Moving from the issue at hand to ensure your actions and behaviour are consistent with that bigger picture.
First a little background. This blog post is based on an email I recently sent out in gratitude to the participants of the Making Room For You Assessment.. (The Assessment is still open and if you are a female professional, I invite you to take it! I will then send you the series of emails I created to thank the participants. I have received great feedback about how helpful the content has been to readers.)
The focus of this email I sent out was on learning how to manage relationships better, both personal and professional. Here’s what I said.
In previous messages [to the Participants], I talked about how you are your best resource. I believe the same holds true in this context. So, the best gift I can offer you here is another question. (Coaches do love to ask questions! :-))
A powerful and basic question you can ask yourself when you are feeling challenged in any relationship, personal or professional, is:
What do I want for this relationship?
When you have your answer, govern yourself accordingly, accessing the best parts of you to do so. The question has the effect of moving you out of the issue at hand for a moment, and reminding you of the bigger picture, that of the relationship as a whole, so that you can then ensure that your actions and behaviour are consistent with that bigger picture. It helps you see that the relationship is an entity separate from the two of you, and something that you will influence with your behaviour. To act on what you really want for the relationship might be quite a challenge for you. (I speak from personal and professional experience here, as I am my own longest-standing client.) You may need to draw on qualities such as courage, integrity, authenticity, self-responsibility, compassion (for both of you), creativity and collaboration. It will be easier if you approach it all with the attitude of “live and learn”, of wanting to continue to grow. Also the more you deeply know yourself (your values, your strengths, your passions and so on) and love yourself, “warts and all”, the easier all of this will be.
Let’s look at a couple of examples. First, imagine you are having ongoing issues with a peer at work and you must interact every day. What do you want for that relationship? Perhaps you conclude that you want to be able to get along with this person so you can both do your work and avoid unpleasantness on a daily basis. In that case, remember this when something happens that really annoys you, even if you were “right”. How could you behave in that situation that would facilitate “getting along”?
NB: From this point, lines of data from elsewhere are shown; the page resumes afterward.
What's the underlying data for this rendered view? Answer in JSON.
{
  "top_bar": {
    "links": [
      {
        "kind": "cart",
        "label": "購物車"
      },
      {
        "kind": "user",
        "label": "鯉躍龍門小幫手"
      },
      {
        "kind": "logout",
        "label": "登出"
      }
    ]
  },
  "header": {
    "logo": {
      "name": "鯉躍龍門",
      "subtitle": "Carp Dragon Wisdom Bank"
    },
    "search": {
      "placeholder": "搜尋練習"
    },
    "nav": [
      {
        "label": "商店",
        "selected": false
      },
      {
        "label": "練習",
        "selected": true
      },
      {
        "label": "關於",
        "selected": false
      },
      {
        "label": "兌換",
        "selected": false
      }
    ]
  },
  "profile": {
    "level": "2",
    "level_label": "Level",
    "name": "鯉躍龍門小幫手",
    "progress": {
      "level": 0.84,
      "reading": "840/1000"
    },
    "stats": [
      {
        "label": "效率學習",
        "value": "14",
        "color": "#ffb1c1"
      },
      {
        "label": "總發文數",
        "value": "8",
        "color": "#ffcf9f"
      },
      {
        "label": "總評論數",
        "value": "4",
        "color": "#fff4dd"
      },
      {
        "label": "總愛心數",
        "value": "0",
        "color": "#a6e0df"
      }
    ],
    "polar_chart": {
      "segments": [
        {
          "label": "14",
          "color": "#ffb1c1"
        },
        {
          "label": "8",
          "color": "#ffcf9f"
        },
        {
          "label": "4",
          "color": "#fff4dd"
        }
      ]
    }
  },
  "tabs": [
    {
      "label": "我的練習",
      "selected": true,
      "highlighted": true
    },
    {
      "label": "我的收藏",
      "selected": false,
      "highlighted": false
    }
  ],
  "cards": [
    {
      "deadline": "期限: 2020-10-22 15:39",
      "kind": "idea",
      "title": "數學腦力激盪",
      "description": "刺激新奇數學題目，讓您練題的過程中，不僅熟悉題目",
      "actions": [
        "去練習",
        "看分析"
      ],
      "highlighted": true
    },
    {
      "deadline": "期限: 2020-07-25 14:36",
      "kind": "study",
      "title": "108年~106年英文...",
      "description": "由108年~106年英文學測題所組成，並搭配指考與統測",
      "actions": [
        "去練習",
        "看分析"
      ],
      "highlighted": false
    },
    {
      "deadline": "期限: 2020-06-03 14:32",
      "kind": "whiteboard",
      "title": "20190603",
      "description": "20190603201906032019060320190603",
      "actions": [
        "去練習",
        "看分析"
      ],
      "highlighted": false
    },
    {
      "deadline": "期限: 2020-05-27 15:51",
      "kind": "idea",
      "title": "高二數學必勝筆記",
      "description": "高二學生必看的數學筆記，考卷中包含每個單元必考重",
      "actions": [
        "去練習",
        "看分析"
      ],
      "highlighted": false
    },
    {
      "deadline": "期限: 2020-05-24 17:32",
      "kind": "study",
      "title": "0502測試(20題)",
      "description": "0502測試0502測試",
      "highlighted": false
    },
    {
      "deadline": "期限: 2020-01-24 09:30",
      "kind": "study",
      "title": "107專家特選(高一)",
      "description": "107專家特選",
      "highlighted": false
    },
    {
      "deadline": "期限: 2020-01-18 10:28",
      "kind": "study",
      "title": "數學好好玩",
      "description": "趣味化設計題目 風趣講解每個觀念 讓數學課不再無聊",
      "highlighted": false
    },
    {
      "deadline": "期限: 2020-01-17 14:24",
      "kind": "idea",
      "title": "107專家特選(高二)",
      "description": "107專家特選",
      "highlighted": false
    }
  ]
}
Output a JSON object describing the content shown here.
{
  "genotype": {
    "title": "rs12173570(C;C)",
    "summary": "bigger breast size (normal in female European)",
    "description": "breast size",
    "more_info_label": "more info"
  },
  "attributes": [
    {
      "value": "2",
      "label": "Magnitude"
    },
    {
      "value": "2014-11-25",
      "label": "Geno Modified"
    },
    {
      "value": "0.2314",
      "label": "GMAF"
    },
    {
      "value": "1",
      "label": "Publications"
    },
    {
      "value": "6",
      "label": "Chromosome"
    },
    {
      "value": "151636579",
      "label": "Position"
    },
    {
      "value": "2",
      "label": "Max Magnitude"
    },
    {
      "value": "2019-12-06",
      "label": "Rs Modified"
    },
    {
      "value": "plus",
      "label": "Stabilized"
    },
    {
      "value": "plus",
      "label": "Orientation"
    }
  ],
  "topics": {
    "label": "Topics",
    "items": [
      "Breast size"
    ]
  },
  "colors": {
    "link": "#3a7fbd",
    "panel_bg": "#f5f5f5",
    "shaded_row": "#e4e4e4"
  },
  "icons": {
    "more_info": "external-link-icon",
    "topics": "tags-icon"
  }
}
Here’s a second example. Imagine that you have been having an ongoing “dispute” (aka fight) with your partner about something, let’s say a financial issue. It is really easy for both of you to quickly get highly emotional about the issue – talking about money does that to many of us. What would happen if you were to ask yourself, right in the middle of the dispute: “What do I want for this relationship?” … And, the answer might be: “I want us to have a relationship that is filled with love and trust and lasts for the rest of our lives.” If that’s the case, how might you change your behaviour right in the moment? Or at least the next time you find yourselves having that fight?
Of course, we all have many more types of relationships in our lives, with children, siblings, parents, bosses, employees, and so on. In each case, I invite you to ask yourself the same question: “What do I want for this relationship?” Maybe in some circumstances, you don’t actually know the answer to: “What do I want for this relationship?” because so much is uncertain. Maybe the relationship doesn’t yet even exist, such as when you are yearning for a new intimate relationship with someone. In that case, I would invite you to be true to yourself and the values that you hold dear. I invite you to get to know yourself and love yourself with all your imperfections. All this is easier said than done, I know. Written reflection would be an excellent tool for you to use to help you overcome this challenge. One way to reflect is to journal, which is an incredibly effective way to create change for yourself. Remember, you can always experiment with journaling on my journaling website. It is free and easy to use, with wonderful results. And, of course, you can apply for a free Strategy Session with me to start you on your way to clarity.
Finally, here are a couple of resources for you which are helpful, especially for more intimate relationships:
- a recent New York Times article called “The Brain on Love” by Diane Ackerman
- a TED talk by Helen Fisher “The Brain on Love“; she has also created a dating site called Chemistry.com based on her MRI research that looks interesting, though I don’t know anyone who has used it…
You can always check out the resources page on my website for more ideas. I am an avid reader and am always adding new items to it.
(This powerful question “What do I want for the relationship?” is drawn from the coaching materials I was given in my training by Adler International Learning Inc. It is part of the Adler “Value Triangle”.)
So, now, blog post readers, what are you taking away from this that is valuable to you? Please post a comment and let me know. I really value your feedback! And remember, you are welcome to sign up for a free journal at my JournalEngine site. You can even just try it for a week and see how you like it. I have created a simple but powerful exercise, proven to improve well-being (especially happiness), for you to try when you sign up. If you have questions about the journaling site, please email me and I will be happy to answer them.